What you need to do —
Write out each line from the data below that includes the word "icon".

START Source information

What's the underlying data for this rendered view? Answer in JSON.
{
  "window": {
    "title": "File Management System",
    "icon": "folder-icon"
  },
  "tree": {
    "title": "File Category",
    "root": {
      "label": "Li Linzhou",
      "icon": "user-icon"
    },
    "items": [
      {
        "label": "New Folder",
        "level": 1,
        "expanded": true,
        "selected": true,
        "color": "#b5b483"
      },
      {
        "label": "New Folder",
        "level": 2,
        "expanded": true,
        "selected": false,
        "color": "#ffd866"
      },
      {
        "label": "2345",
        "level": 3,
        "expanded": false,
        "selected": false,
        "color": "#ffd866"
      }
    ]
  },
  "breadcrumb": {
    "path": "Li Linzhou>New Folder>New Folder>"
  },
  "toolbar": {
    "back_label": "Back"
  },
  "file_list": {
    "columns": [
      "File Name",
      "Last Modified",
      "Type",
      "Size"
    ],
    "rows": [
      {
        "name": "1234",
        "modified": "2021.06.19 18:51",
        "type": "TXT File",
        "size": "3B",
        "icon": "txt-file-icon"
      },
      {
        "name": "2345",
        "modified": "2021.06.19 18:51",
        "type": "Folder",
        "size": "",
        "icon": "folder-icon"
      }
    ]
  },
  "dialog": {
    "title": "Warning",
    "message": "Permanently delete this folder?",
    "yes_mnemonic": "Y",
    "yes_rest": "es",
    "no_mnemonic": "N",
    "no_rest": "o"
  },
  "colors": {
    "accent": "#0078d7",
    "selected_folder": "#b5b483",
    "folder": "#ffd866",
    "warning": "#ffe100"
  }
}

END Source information

Output —
    "icon": "folder-icon"
      "icon": "user-icon"
        "icon": "txt-file-icon"
        "icon": "folder-icon"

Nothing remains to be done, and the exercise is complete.